During the plague, we learned that face masks were Highly efficient tools To reduce the transmission of COVID-19 as it facilitates the diffusion of airway aerosols, which is the primary means of infection.
Although we are not yet able to reach herd immunity. But scientists are already thinking ahead of how useful a face mask will be after the pandemic.HuffPost spoke to experts who explain how and when masking might be appropriate, even if the threat of COVID-19 has subsided.
During the flu season if you are sick
The right masking practice goes beyond the coronavirus: last year we saw the least number of people with influenza in recorded history.
Like COVID-19, influenza is a respiratory virus that is spread by inhalation of infected droplets. Several coronavirus health guidelines also apply to influenza, such as washing your hands at home if you feel unwell and wearing a mask if you can’t safely stay away from other people in the home.
“It is always good to keep your mouth shut in terms of protecting people from respiratory disease: if you are an infected person, you are less likely to infect others.” Bernard CumminsMedical director of infection prevention at the Mount Sinai Health System
Camins noted that our pre-epidemic standards Our “cover up cough” may not have gone far enough. On the other hand, future advice should include telling people to stay home if they are sick and wearing a mask if they have symptoms and unable to stay home.
When you need protection in a crowded indoor area
We have learned that close contact with others in poorly ventilated areas is the fastest way to spread the virus.Even after COVID-19, we are at risk of respiratory infections from the common cold to the common cold. – whenever we find ourselves in a crowded indoor area
Fred Pelzman, general practitioner and associate professor of medicine at Weill Cornell Medicine, said it might just make sense.
“When you’re with a lot of people you don’t know in a non-circulating, air-conditioned situation, I think the mask will continue to be important,” Pelzman told HuffPost, naming crowded cinemas, halls, schools, sports stadiums. Indoor And public transport is an example of a gap where distances can be difficult.
As technology improves and we learn more, we may see improvements to indoor ventilation and protective measures that may make indoor spaces safer overall. Schools, sports arenas, bars and restaurants are now using temperature checks and / or rapid tests to screen people who want to get inside. Both methods have a limit of accuracy. But over time, we’ll see modifications leading to better performance, Pelzman said.
When there is a new form of COVID-19 or when your immunity is low
COVID-19 is likely not going to go away entirely. Even if we have herd immunity – which makes us well protected from viruses.

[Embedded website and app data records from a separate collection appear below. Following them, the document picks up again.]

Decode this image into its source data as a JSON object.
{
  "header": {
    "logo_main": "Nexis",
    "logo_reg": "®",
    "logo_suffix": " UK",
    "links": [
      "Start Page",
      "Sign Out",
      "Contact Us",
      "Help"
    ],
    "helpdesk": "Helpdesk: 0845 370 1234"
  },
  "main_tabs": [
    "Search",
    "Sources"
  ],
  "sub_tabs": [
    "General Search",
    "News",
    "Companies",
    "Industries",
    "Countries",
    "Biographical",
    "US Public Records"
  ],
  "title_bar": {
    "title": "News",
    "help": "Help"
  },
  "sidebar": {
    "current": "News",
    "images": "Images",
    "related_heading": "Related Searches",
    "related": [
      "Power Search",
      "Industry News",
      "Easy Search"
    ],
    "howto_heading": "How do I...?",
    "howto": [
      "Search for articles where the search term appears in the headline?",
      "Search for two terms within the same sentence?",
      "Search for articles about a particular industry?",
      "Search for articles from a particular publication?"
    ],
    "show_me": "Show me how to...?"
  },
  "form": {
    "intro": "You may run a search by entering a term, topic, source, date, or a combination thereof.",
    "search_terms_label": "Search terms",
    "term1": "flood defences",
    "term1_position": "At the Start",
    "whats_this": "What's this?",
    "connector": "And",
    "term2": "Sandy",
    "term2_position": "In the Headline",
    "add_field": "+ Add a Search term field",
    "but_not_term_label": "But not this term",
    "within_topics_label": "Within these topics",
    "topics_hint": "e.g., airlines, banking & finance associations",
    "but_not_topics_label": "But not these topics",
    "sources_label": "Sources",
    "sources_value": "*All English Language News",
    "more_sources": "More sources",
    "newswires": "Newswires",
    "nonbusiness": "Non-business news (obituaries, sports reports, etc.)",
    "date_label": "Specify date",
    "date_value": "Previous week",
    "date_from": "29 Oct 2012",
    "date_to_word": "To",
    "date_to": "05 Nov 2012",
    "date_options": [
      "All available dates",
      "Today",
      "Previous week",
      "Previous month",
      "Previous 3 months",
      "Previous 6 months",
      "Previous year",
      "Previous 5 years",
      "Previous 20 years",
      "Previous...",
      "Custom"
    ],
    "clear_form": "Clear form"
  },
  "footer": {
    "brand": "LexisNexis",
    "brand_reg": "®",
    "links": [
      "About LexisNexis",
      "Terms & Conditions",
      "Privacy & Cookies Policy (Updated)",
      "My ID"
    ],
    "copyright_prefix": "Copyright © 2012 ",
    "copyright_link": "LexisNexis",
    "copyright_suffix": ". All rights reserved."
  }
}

But continues to exist in the population And just like the flu, it will continue to mutate, with new strains emerging.
Data show that the vaccine provides a strong immune system for at least six months. But it’s not clear how long the protection will be after that. Scientists are working with Pfizer and Moderna. Find the boosterAnd they say we need them within 12 months of getting the first vaccination.
“Because there are still examples of ‘Vaccine development’ – where vaccinated people contract the virus – and due to vaccine hesitation, there are still vulnerable people, the virus could spread and develop with new strains, ”Camins said.
In the face of these unknown risks, universal masking can help prevent us from spreading viruses when new strains emerge until we get our support.
During travel or when around populations at risk
Current vaccination rates and cases of COVID-19 infection differ greatly between regions of the United States and InternationalUntil we reach global herd immunity – a period of time that remains a lot of question marks – we may expose vulnerable populations that have not yet been vaccinated when we travel from low to high-risk areas. Wearing a mask on planes or other forms of transport, including in public areas, if we are in a population at risk, can help keep everyone safe.
It is important that health workers continue to “monitor and monitor the community for the prevalence of the virus,” Pelzman said. And before traveling, find the COVID positive rate and vaccination percentage for your destination.
The coronavirus is not the first new virus outbreak, and it may not be the last. But we know that wearing masks when we can’t safely stay away from others can help prevent us from contracting and spreading infection. Continuing to keep the habit under certain circumstances can help manage the risk of widespread illness.